We are lucky to have an elaborate system in which 
sharing is so highly valued, writes Leigh Spielberg MD in the editorial in October 2016 EuroTimes

Leigh Spielberg

Posted: Saturday, October 1, 2016

poster-sessions_2615The speed with which new knowledge in ophthalmology is currently disseminated would make every physician since Hippocrates green with envy. With a little luck and a lot of perseverance, anyone with a tried and tested discovery can let the whole world know about it within months. More importantly, anyone looking for this information can readily find it, whether online, at conferences or in traditional printed journals.

“We live in interesting times. The whole world is a global village. When we publish, the whole world is our audience,” writes Manish Mahabir, the winner of this year’s John Henahan Prize for ophthalmology writing and a co-author of a paper published in Nature. The proliferation of informative sources has made everyone part of this audience, including readers of EuroTimes. Dr Mahabir’s prize-winning essay is being published in this month’s issue.

But some might argue that the explosion in the number of published journals has diluted the pool of knowledge available, making it difficult to figure out what’s really important. This is indeed true for anyone who has not developed a system to sift through the inevitable noise. There are, however, solutions.
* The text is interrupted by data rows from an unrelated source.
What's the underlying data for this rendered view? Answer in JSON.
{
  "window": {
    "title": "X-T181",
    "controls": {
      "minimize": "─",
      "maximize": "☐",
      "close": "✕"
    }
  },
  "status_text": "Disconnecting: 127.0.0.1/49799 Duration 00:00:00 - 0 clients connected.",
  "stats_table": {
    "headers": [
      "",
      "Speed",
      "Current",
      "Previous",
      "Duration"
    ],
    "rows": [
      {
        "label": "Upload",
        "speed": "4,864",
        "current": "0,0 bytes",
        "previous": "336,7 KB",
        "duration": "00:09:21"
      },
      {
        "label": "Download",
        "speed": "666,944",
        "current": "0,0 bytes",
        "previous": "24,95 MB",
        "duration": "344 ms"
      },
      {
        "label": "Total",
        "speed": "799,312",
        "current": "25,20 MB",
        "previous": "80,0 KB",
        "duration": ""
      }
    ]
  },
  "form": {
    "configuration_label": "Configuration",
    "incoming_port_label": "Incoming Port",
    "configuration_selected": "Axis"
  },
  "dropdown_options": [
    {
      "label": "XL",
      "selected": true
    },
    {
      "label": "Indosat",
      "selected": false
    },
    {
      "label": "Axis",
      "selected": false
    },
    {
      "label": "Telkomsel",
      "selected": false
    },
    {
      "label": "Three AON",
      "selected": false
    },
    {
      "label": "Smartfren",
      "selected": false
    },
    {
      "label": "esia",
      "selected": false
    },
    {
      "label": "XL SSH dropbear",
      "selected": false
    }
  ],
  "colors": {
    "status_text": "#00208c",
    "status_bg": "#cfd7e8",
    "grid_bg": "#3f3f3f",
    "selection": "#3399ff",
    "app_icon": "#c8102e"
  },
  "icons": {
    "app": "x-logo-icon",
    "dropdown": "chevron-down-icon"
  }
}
PubCrawler, an update alerting service for PubMed, is a great way to keep up with what’s being published on particular issues. I receive regular updates on topics of my choice (macular holes, capsular tension rings, submacular hemorrhage) right into my inbox. The motto of PubCrawler: “It goes to the library – you go to the pub.”

For those looking for a one-stop shop for updates on innovations in anterior segment pathology, the XXXIV Congress of the ESCRS in Copenhagen last month was the way to go. There was something for everyone, from young residents and fellows, to university department chairs and ophthalmology clinic directors. An instructional course entitled ‘Refractive and Cataract Surgery Nightmares’ cannot be ignored, and the whole refractive world seems curious enough about SMILE to attend at least a session devoted to the new technique.

If total immersion in the world of retinal disease is what you’re looking for, the 16th EURETINA Congress in Copenhagen was the place to be. Although I love reading a well-written article on a selected topic, hearing well-prepared presentations by the authors of the year’s most widely-read papers is tough to beat. I particularly enjoyed several of the ‘Decision-Making in Challenging Cases: What to do when…’ sessions, which offered insights that only the most motivated mentors are willing to share. Teaching other doctors during a busy schedule is tricky business, but many presenters attend conferences to do just that.

Without researchers’ enthusiasm for sharing their most promising discoveries, a new technology such as OCT would never have spread as quickly as it did. This spread was not only geographic (with OCT currently featured in clinics worldwide) and subspecialistic (with corneal, cataract, glaucoma and retinal specialists relying on it daily). The spread was also across medical specialties, being used in cardiology and oncology, among others. As this month’s cover story reports, OCT incorporated itself into the world of ophthalmology within a decade of its invention and introduction.

Medicine is rare in its enthusiasm for sharing information. We are fortunate to have devised an elaborate system in which sharing is highly valued and well rewarded. Let us continue to nurture it.